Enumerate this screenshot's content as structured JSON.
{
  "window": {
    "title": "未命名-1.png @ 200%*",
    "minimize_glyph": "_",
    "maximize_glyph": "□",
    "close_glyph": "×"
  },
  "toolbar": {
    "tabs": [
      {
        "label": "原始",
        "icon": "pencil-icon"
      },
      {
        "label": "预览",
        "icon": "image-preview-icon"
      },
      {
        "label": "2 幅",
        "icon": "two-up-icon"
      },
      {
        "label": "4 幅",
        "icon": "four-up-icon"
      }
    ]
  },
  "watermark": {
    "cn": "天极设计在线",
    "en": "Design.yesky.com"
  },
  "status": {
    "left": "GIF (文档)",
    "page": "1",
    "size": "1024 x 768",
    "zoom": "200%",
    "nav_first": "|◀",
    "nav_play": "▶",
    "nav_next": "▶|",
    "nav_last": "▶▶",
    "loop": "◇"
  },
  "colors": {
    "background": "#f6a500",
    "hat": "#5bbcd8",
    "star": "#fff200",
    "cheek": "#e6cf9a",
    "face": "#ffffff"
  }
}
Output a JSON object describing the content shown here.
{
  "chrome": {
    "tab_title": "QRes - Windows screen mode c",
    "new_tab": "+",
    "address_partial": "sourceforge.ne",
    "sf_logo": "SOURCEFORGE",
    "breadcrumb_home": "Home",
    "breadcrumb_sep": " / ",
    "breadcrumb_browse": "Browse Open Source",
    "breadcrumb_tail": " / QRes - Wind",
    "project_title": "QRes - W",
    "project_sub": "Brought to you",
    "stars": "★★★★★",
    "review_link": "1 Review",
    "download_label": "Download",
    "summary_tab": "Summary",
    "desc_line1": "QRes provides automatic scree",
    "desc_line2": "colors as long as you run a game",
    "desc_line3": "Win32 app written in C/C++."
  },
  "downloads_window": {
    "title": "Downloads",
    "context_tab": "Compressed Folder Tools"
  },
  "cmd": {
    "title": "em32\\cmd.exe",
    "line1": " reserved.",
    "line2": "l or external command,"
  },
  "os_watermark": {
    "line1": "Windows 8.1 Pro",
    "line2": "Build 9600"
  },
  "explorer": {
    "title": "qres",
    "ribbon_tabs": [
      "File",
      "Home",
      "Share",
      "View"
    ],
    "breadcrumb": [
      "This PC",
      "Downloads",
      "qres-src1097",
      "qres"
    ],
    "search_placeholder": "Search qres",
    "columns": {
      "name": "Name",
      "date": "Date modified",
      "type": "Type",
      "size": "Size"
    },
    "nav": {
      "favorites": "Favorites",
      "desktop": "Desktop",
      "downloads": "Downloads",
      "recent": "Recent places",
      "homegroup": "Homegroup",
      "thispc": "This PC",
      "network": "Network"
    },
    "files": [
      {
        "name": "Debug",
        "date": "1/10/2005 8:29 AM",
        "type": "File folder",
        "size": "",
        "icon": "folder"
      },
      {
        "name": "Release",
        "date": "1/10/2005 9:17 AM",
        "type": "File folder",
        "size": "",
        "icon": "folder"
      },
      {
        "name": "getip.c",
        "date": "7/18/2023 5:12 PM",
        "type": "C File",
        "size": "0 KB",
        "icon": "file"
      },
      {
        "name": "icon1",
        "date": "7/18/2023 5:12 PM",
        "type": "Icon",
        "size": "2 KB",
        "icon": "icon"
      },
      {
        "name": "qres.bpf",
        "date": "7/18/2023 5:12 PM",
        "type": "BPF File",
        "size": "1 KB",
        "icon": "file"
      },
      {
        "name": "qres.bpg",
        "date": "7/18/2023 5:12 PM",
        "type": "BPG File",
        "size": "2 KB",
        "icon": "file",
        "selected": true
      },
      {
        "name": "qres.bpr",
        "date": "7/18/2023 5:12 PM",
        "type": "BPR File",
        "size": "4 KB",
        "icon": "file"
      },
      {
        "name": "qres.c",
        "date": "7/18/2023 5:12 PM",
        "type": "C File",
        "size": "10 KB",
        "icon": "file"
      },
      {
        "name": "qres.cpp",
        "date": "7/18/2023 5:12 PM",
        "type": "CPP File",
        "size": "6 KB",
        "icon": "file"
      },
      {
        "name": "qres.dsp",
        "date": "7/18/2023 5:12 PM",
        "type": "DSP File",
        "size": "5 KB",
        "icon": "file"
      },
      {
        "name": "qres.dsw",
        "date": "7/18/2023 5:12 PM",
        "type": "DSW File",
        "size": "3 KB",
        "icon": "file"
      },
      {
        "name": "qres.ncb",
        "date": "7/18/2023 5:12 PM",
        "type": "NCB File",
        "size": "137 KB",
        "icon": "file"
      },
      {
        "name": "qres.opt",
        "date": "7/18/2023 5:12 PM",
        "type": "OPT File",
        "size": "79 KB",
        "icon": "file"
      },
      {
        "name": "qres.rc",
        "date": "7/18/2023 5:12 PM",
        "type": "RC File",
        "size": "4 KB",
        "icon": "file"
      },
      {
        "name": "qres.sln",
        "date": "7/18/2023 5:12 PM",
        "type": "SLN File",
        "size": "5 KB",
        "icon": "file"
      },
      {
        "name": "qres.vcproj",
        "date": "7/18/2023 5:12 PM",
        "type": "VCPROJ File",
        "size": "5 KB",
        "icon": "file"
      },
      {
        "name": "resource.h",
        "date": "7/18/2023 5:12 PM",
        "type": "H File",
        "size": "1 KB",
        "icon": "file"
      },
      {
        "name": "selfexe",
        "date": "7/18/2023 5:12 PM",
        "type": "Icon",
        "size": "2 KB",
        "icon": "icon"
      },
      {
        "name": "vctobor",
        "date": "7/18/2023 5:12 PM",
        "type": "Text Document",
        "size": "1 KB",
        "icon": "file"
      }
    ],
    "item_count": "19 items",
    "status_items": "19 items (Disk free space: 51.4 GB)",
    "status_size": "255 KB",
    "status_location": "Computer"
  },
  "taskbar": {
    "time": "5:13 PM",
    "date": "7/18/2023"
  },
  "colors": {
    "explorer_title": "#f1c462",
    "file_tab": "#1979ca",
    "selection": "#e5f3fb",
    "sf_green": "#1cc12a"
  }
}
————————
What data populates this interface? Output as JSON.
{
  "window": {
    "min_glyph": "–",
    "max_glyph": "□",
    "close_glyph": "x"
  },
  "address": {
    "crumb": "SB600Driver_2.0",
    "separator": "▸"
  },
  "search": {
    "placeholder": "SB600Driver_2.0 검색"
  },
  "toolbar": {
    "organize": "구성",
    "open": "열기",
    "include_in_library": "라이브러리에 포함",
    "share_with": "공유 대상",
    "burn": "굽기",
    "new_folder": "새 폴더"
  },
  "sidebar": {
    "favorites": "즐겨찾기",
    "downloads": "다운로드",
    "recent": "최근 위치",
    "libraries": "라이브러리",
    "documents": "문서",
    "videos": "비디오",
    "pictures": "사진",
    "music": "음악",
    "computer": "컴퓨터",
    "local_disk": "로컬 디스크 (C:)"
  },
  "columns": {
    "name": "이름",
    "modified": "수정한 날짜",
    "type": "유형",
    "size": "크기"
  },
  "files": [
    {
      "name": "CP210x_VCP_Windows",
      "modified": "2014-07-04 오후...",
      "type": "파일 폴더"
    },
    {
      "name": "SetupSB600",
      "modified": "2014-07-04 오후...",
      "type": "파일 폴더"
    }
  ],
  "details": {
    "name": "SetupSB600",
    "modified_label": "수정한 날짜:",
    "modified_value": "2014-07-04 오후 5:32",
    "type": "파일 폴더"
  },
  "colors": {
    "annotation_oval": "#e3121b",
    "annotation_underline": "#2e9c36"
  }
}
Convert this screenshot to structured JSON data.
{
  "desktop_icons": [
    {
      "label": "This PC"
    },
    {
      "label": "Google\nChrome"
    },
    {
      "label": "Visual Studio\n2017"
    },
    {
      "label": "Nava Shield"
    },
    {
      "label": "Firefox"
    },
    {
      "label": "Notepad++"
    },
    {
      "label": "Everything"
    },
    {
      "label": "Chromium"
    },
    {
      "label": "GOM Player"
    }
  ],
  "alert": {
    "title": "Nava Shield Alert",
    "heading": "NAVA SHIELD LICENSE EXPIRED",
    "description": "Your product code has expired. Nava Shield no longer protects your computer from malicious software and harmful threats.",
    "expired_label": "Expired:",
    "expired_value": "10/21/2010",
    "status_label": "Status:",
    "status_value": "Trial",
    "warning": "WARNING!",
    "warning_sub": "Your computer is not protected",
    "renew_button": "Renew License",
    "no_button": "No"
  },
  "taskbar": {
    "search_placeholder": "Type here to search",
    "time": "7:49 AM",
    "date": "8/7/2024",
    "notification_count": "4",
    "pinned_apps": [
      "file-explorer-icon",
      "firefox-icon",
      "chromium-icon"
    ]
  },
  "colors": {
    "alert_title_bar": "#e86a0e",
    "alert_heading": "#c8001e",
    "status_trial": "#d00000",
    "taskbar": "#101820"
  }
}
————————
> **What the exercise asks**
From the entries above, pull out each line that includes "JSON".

> **Answer to the problem**
Enumerate this screenshot's content as structured JSON.
Output a JSON object describing the content shown here.
What data populates this interface? Output as JSON.
Convert this screenshot to structured JSON data.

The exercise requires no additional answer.